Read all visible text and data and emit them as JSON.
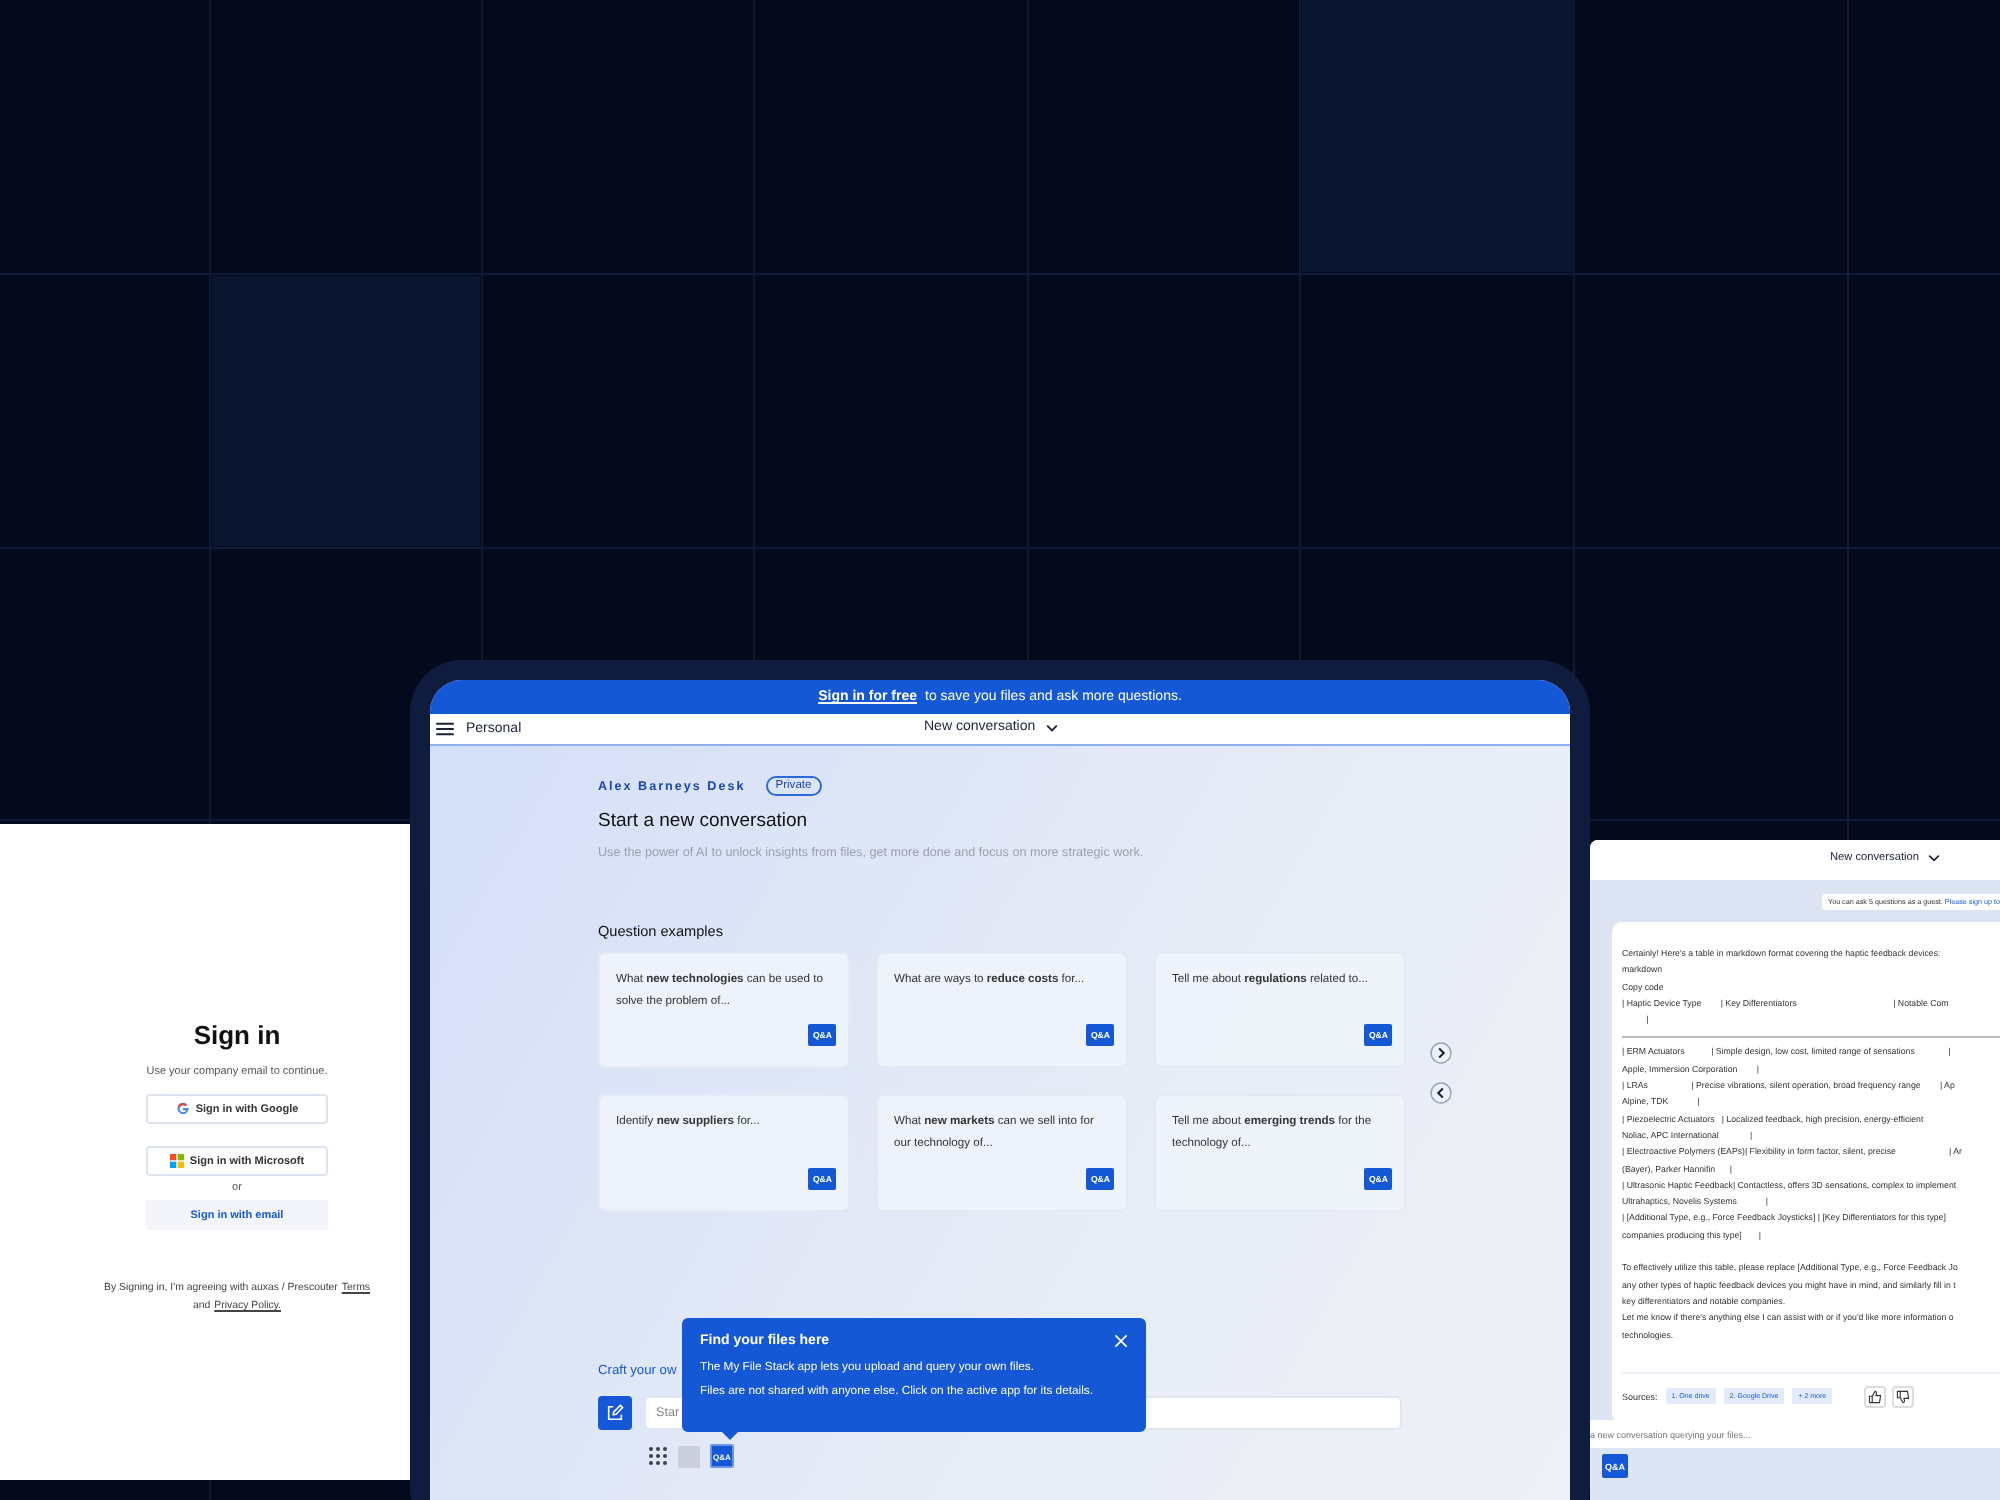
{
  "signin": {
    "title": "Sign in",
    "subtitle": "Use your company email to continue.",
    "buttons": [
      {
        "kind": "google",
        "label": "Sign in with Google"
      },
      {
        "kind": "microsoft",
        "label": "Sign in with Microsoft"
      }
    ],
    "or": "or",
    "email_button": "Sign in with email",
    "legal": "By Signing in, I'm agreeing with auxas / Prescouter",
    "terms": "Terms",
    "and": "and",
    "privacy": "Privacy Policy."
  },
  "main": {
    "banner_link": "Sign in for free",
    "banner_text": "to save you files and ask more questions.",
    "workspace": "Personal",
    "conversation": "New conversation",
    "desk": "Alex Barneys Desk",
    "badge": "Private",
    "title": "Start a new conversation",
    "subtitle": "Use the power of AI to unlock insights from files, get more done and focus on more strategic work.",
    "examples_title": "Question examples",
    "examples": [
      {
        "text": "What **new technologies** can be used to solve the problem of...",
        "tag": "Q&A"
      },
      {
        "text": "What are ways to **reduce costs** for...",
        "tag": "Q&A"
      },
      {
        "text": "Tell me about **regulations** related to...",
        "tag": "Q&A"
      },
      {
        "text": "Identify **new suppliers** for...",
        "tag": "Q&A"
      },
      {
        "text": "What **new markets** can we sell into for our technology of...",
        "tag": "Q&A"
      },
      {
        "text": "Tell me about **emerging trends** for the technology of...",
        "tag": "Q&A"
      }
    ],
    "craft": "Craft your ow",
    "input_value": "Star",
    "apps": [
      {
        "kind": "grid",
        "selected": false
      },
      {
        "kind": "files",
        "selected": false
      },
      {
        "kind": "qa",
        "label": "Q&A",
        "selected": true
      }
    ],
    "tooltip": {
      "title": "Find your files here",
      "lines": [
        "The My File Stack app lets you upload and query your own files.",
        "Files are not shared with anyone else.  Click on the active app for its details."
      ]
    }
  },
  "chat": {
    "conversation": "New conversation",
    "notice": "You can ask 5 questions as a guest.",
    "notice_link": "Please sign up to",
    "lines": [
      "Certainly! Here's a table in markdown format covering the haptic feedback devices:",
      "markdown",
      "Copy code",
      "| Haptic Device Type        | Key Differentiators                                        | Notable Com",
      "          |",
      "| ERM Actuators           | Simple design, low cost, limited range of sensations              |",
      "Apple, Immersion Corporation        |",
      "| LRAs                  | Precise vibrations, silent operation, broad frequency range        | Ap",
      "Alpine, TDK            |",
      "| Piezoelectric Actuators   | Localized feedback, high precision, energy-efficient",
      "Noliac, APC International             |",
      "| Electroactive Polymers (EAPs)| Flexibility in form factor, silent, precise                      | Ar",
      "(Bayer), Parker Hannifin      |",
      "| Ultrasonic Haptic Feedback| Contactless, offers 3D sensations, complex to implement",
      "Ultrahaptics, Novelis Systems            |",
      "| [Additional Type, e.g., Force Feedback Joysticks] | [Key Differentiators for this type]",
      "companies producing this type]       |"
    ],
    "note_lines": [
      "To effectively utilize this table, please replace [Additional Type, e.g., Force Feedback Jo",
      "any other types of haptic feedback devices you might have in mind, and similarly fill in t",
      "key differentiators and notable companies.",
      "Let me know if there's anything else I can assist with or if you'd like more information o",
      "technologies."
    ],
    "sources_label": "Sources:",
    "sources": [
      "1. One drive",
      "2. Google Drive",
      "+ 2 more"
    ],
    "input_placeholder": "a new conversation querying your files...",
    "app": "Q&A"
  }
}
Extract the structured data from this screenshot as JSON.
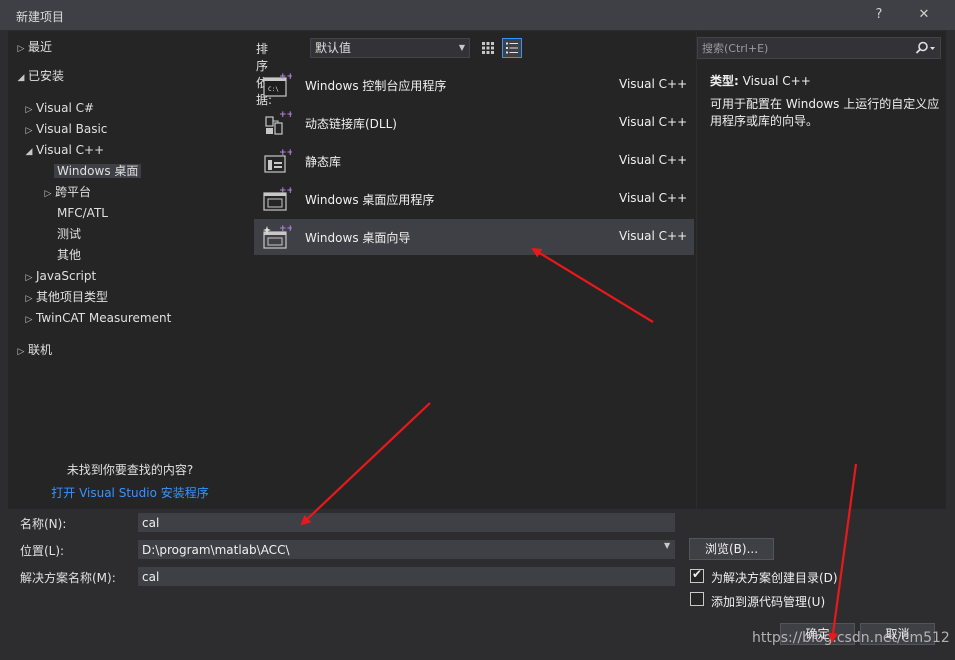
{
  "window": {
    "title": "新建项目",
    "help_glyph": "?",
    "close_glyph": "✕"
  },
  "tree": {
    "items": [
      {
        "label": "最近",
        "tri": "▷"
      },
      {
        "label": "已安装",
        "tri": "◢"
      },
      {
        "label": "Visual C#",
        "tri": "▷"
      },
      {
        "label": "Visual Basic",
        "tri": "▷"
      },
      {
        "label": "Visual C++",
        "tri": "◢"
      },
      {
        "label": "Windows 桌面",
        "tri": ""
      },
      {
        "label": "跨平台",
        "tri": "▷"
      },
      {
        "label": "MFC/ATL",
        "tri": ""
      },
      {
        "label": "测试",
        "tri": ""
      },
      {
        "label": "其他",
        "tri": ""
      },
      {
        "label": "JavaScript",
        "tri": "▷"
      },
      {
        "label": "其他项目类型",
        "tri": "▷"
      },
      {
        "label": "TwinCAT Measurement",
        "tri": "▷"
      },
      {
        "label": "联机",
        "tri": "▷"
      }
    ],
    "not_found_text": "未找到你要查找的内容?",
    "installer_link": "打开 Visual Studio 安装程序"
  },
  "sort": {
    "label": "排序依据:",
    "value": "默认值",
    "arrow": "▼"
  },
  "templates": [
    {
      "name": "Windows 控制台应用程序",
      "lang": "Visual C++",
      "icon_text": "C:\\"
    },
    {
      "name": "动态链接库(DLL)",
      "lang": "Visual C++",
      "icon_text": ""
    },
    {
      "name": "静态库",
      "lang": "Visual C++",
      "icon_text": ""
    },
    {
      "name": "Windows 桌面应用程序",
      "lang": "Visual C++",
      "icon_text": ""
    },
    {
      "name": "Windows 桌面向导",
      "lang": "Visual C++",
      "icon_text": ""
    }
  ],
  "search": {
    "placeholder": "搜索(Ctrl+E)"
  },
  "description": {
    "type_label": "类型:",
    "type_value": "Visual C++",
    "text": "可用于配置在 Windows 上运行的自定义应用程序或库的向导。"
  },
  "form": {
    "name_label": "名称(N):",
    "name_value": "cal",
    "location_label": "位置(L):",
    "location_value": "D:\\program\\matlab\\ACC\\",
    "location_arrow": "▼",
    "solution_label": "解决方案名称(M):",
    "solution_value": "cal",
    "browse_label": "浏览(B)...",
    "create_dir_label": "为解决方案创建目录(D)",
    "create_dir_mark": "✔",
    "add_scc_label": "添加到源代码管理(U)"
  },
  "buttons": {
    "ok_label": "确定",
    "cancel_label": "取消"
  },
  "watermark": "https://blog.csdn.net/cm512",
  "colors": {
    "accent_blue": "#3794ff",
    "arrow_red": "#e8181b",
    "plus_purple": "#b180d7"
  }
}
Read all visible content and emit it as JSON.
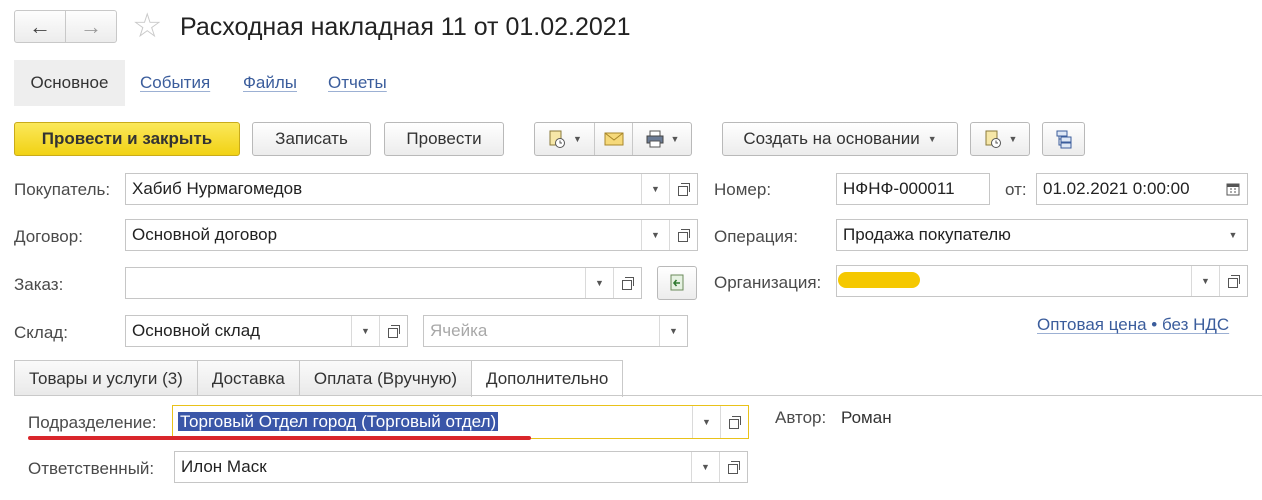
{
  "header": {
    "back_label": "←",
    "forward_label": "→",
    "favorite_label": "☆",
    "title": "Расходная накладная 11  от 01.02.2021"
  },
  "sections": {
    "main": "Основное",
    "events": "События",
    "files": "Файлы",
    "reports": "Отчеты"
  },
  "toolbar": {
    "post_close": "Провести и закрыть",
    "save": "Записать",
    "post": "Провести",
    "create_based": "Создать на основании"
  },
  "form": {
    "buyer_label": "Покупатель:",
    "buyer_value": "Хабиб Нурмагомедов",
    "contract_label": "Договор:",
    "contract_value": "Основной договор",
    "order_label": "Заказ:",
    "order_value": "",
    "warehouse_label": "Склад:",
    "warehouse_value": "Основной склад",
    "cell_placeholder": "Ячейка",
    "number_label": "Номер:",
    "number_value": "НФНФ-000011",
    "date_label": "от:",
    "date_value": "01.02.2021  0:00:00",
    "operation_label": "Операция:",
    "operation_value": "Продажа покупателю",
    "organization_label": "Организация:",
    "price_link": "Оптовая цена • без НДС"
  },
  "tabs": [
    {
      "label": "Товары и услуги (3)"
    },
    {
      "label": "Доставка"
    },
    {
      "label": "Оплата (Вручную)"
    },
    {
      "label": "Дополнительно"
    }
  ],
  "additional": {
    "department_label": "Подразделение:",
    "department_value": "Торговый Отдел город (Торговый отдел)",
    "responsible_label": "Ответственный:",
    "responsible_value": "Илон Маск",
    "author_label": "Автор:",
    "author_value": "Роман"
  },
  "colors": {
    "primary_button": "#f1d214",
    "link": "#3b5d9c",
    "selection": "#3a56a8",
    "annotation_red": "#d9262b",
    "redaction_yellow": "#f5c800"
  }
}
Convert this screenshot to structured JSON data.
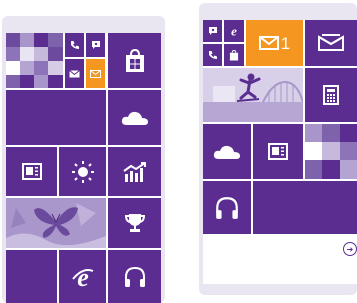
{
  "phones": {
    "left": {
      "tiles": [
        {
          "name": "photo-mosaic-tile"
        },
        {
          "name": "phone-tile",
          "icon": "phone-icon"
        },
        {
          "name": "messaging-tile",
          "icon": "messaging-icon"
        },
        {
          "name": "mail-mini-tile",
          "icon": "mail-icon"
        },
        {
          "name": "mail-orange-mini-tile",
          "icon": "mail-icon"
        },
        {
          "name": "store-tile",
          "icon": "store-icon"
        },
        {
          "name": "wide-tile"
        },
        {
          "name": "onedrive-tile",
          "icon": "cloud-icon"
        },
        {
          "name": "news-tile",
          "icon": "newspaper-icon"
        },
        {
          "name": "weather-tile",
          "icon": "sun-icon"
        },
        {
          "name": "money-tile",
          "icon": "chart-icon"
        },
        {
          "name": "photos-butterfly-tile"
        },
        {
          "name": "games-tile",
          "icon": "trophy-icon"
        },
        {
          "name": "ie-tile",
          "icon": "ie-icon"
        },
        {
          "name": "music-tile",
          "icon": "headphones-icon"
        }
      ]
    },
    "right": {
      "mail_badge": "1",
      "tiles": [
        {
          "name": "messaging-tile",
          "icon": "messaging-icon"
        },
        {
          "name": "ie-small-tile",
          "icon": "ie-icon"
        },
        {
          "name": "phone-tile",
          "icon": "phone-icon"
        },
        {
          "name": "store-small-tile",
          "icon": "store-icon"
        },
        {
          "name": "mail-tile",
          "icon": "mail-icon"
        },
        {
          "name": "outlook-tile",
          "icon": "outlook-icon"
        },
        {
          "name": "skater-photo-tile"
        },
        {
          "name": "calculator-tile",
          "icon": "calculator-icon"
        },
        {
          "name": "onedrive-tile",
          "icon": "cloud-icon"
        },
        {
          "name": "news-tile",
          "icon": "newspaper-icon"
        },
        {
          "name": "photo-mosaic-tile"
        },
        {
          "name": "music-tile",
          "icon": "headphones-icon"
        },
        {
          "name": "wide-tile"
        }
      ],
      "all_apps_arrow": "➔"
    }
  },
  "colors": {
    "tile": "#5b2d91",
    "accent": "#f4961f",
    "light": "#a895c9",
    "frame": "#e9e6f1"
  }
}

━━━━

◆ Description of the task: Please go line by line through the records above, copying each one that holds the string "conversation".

◆ Result:
    "conversation": "New conversation",
    "title": "Start a new conversation",
    "conversation": "New conversation",
    "input_placeholder": "a new conversation querying your files...",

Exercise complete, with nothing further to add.